Toronto has a vast underground mall that sprawls across the whole downtown, snaking its way under all the major buildings, hotels and shopping areas. It’s called the “Path” (a name borrowed from a similar set of tunnels in New York), and it’s the biggest complex of its kind in the world. Every time I’m down there, especially when it’s crowded, I think of One Great City, and its line about a thousand sharpened elbows in the underground. The people in the Path hustle along with their heads down, buried in their phones. Those looking straight ahead are grim-faced and frowning like they’re on their way to get a root canal, which, in a way, they are. They’ll walk right over you like you’re invisible. And everywhere, the hollow, hurried sound of feet on polished floor.
One Great City is about Winnipeg, but it could be about any Canadian city mired in the depths of winter, when the first sign of sunset is a darker grey breaking through the lighter one. I find this song to be almost perfect, with nary a wasted note or pointless lyric. It’s the sort of song that can change your mood, with its subtle chord shifts, its melodicism, and its graceful, tidy ending (I can’t think of song that comes to a more skillful, satisfying conclusion). There’s a wistfulness, an air of sadness and ongoing loss that hovers over its wry sentiments.
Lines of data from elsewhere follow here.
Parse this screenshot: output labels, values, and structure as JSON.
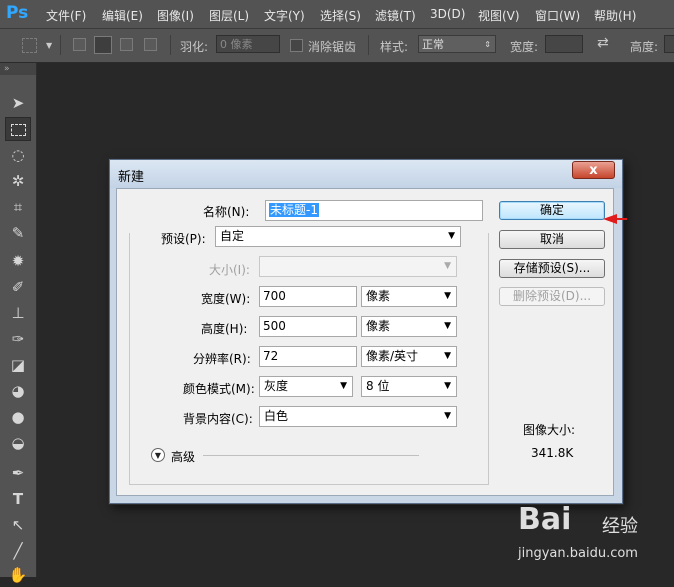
{
  "app": {
    "logo": "Ps"
  },
  "menubar": {
    "items": [
      "文件(F)",
      "编辑(E)",
      "图像(I)",
      "图层(L)",
      "文字(Y)",
      "选择(S)",
      "滤镜(T)",
      "3D(D)",
      "视图(V)",
      "窗口(W)",
      "帮助(H)"
    ]
  },
  "options": {
    "feather_label": "羽化:",
    "feather_value": "0 像素",
    "antialias_label": "消除锯齿",
    "style_label": "样式:",
    "style_value": "正常",
    "width_label": "宽度:",
    "height_label": "高度:"
  },
  "dialog": {
    "title": "新建",
    "close_glyph": "x",
    "name_label": "名称(N):",
    "name_value": "未标题-1",
    "preset_label": "预设(P):",
    "preset_value": "自定",
    "size_label": "大小(I):",
    "width_label": "宽度(W):",
    "width_value": "700",
    "width_unit": "像素",
    "height_label": "高度(H):",
    "height_value": "500",
    "height_unit": "像素",
    "resolution_label": "分辨率(R):",
    "resolution_value": "72",
    "resolution_unit": "像素/英寸",
    "color_mode_label": "颜色模式(M):",
    "color_mode_value": "灰度",
    "bit_depth_value": "8 位",
    "background_label": "背景内容(C):",
    "background_value": "白色",
    "advanced_label": "高级",
    "ok_label": "确定",
    "cancel_label": "取消",
    "save_preset_label": "存储预设(S)...",
    "delete_preset_label": "删除预设(D)...",
    "image_size_label": "图像大小:",
    "image_size_value": "341.8K"
  },
  "watermark": {
    "logo_left": "Bai",
    "logo_right": "经验",
    "url": "jingyan.baidu.com"
  },
  "colors": {
    "ps_blue": "#31a8ff",
    "annotation_arrow": "#e01b1b"
  }
}
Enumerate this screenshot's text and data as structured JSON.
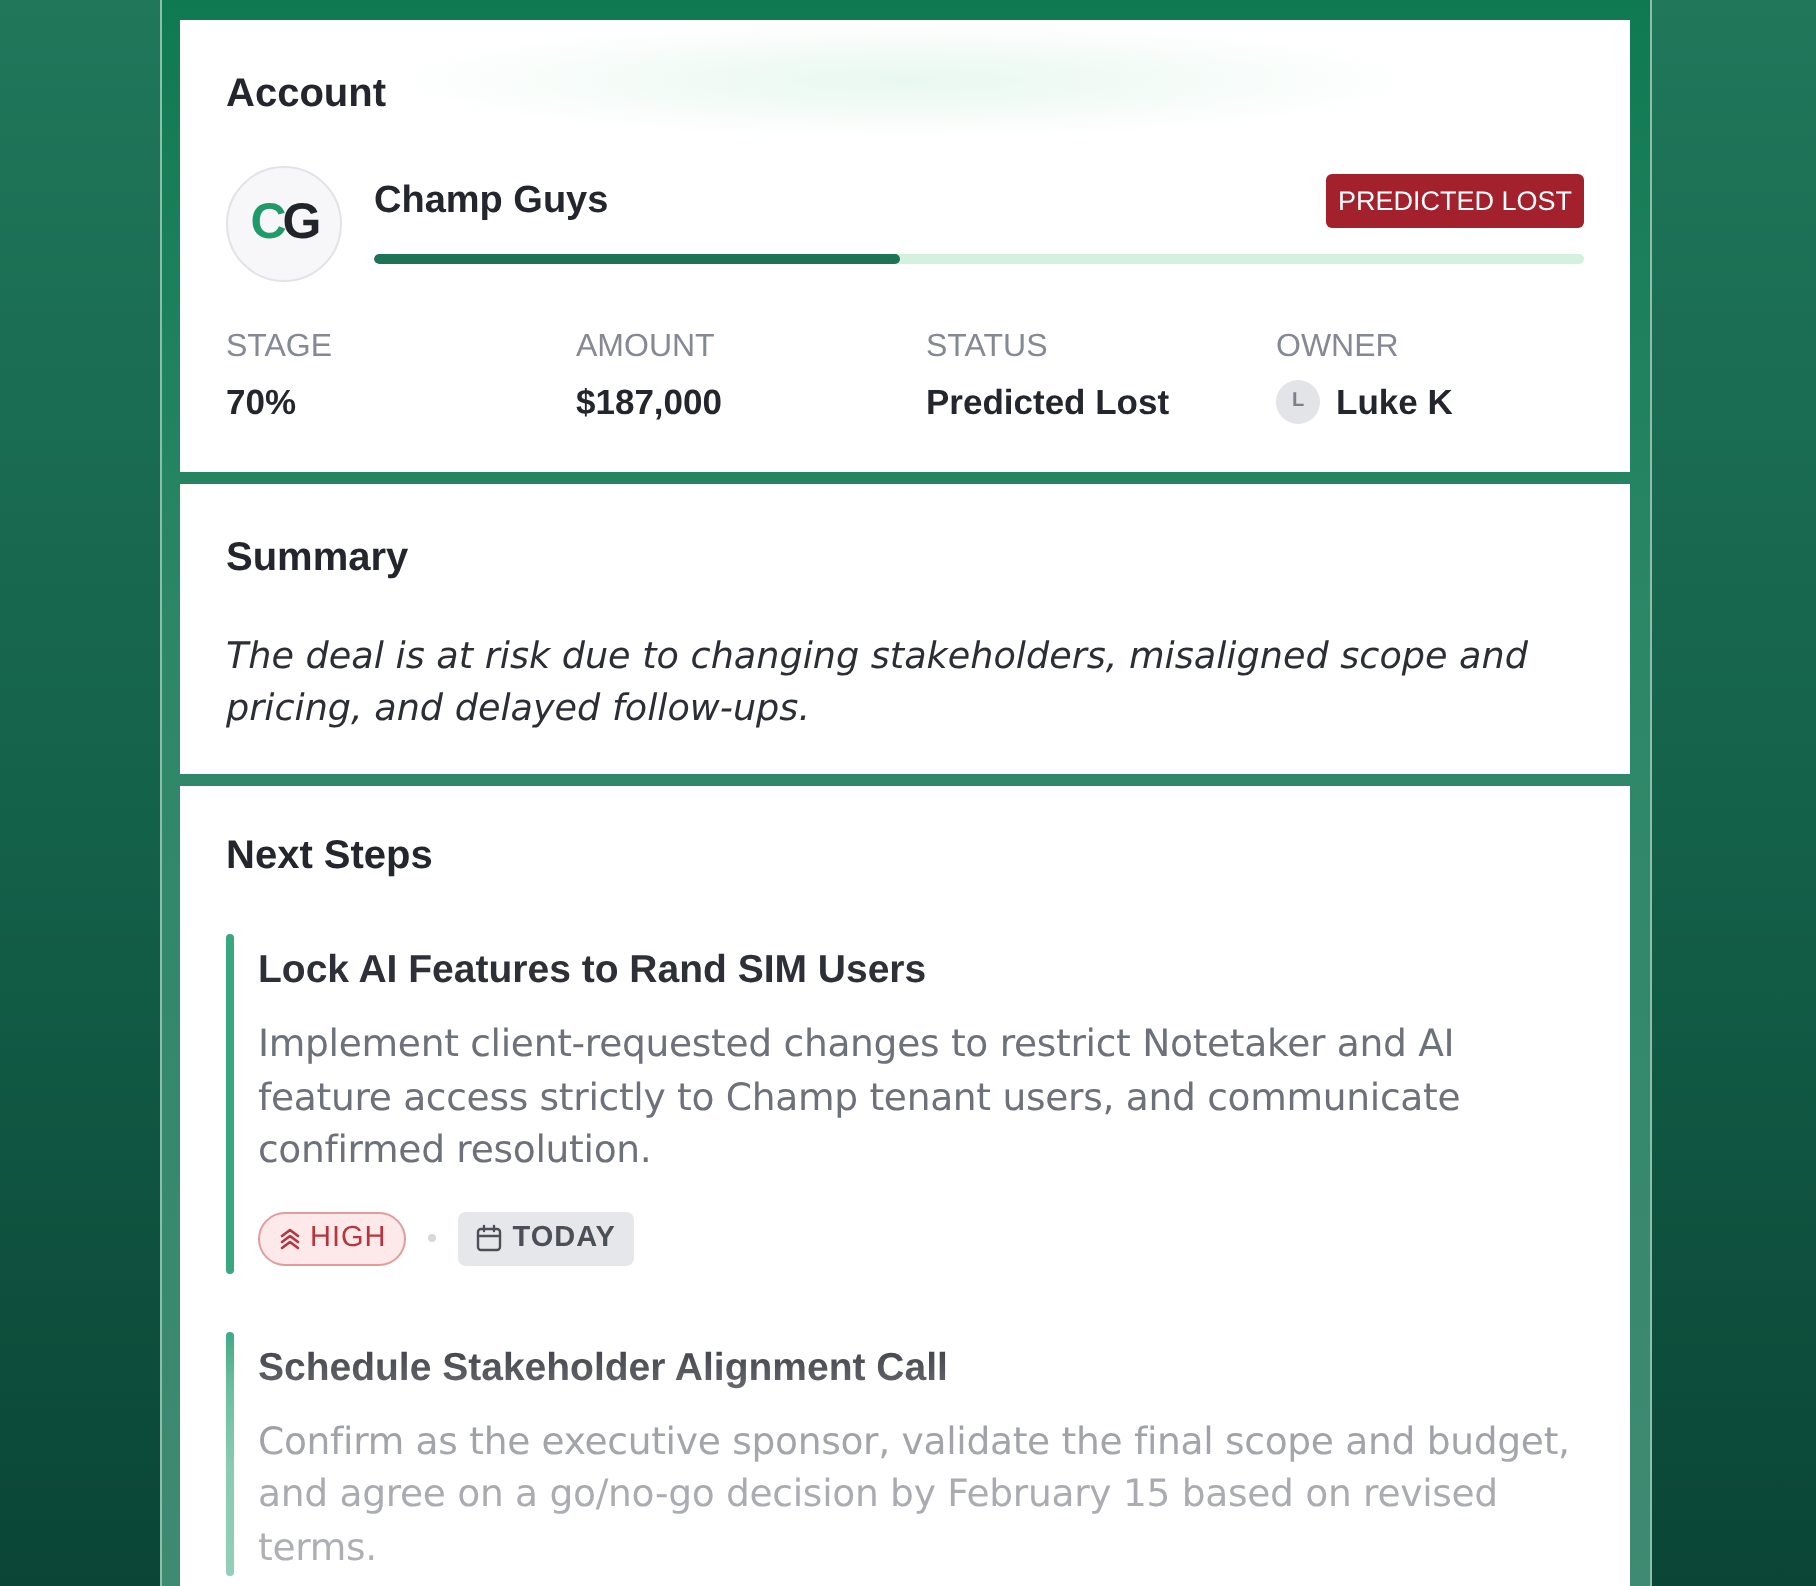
{
  "account": {
    "heading": "Account",
    "logo": "CG",
    "name": "Champ Guys",
    "badge": {
      "label": "PREDICTED LOST",
      "kind": "danger"
    },
    "progress": {
      "level": 0.435
    },
    "stats": [
      {
        "label": "STAGE",
        "value": "70%"
      },
      {
        "label": "AMOUNT",
        "value": "$187,000"
      },
      {
        "label": "STATUS",
        "value": "Predicted Lost"
      },
      {
        "label": "OWNER",
        "value": "Luke K",
        "avatar": "L"
      }
    ]
  },
  "summary": {
    "heading": "Summary",
    "text": "The deal is at risk due to changing stakeholders, misaligned scope and pricing, and delayed follow-ups."
  },
  "next_steps": {
    "heading": "Next Steps",
    "items": [
      {
        "title": "Lock AI Features to Rand SIM Users",
        "description": "Implement client-requested changes to restrict Notetaker and AI feature access strictly to Champ tenant users, and communicate confirmed resolution.",
        "tags": [
          {
            "kind": "priority",
            "label": "HIGH"
          },
          {
            "kind": "due",
            "label": "TODAY"
          }
        ]
      },
      {
        "title": "Schedule Stakeholder Alignment Call",
        "description": "Confirm as the executive sponsor, validate the final scope and budget, and agree on a go/no-go decision by February 15 based on revised terms."
      }
    ]
  }
}
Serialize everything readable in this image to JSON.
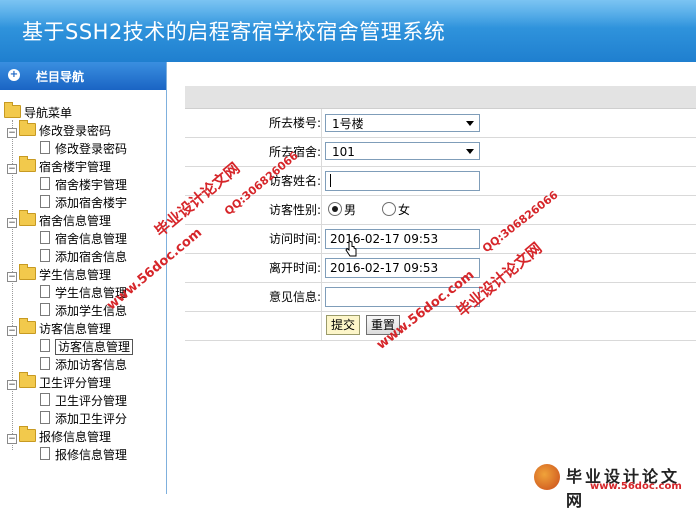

It’s populated with people we recognize and understand, the weary clerk counting loonies in the dollar store, the frustrated commuter travelling the same route every day, the restless riders on the bus. It’s us.